Before continuing, let me be clear: I believe Trump is a bad person of low character, selfish and dishonest, intellectually lazy, childish and shameless, and that his presidency has been a terrible thing for the country I love. For this reason, I’m relieved by the likely collapse of the classified documents case against him. Because it was the strongest case against Trump, in terms of trial strategy, it was the most likely to produce an indictment — and indicting Trump is a terrible idea for those who genuinely hope to be rid of him.
Politically, Trump is a dead man walking. He has lost the ability to drive the news cycle. His outlandish social media posts fall as silently as unheard forest trees. His declaration of his next campaign produced a yawn worthy of another run by Ralph Nader. As drum major of a wackadoodle parade, he marched through the Republican primaries last year, delivering candidates who bombed in the general election. Now no one marches to his tune. When he tried to influence the election of a House speaker, even the surviving zealots ignored his instructions….

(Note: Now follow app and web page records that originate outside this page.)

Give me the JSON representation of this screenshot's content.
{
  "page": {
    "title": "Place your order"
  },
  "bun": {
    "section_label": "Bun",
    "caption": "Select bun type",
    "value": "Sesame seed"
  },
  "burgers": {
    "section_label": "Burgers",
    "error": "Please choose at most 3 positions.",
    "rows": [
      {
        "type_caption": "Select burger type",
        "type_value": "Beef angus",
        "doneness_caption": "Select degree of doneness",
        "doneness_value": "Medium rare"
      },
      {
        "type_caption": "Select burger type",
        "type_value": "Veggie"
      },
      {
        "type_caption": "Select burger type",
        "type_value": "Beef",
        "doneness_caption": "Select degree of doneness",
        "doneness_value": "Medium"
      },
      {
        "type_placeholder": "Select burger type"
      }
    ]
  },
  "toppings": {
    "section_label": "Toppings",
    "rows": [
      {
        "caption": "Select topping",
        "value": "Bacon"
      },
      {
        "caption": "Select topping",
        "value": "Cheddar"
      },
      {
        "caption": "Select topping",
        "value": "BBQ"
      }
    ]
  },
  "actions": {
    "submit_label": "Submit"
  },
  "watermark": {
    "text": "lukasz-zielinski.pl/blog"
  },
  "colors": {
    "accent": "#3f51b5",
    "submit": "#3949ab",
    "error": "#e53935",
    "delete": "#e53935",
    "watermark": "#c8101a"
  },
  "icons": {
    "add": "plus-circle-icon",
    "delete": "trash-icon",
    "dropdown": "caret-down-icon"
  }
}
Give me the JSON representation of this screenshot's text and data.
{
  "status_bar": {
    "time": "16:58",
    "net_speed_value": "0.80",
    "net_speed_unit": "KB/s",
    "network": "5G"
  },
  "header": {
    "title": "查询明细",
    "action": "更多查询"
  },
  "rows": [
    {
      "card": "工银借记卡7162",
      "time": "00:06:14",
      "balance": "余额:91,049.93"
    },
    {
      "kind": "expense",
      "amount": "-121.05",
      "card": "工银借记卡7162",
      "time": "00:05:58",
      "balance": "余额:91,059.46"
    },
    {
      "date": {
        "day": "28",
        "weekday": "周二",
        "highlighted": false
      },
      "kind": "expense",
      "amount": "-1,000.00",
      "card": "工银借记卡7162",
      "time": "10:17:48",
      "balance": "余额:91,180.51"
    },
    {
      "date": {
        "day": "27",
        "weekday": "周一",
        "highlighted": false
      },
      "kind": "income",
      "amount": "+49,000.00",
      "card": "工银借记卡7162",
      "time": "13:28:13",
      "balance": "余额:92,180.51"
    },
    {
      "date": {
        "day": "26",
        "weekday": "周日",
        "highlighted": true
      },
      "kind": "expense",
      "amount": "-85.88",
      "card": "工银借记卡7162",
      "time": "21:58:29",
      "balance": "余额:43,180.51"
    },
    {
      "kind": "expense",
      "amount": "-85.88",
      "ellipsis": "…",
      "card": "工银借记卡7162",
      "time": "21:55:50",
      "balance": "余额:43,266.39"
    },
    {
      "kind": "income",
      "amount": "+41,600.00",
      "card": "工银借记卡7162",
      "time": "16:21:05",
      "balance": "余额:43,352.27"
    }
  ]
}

To be indicted and hauled into court for history’s most heavily publicized trial would invigorate Trump, and the spectacle would galvanize his dwindling base of support….
And we know what that would lead to.
In short, von Drehle is a perceptive observer who knows how to think about an issue — rather than get in line behind a partisan talking point of the day — and has the skill to effectively express his thoughts.
I appreciate that. I hope the Post will forgive me for the long quote above. I also hope that if you’re not a subscriber (and I recommend that you become one), you can at least read all of this column before the pay wall stops you.
And if you can go even beyond that, here are some other recent columns to check out:
- Lisa Marie Presley, the King’s doomed princess
- How long till people stop falling for ‘founder’ hype?
- The tragedy of Herschel Walker
- The GOP is stuck in a doom loop begun 30 years ago
- Now this is how to lose an election: With a smile and a hug
I loved that last one. And the one before it, about the lasting effects of Pat Buchanan’s campaign in 1992, is about something I alluded to back in this comment.
Anyway, I’m glad to have discovered his work, and look forward to being enlightened further in the days to come…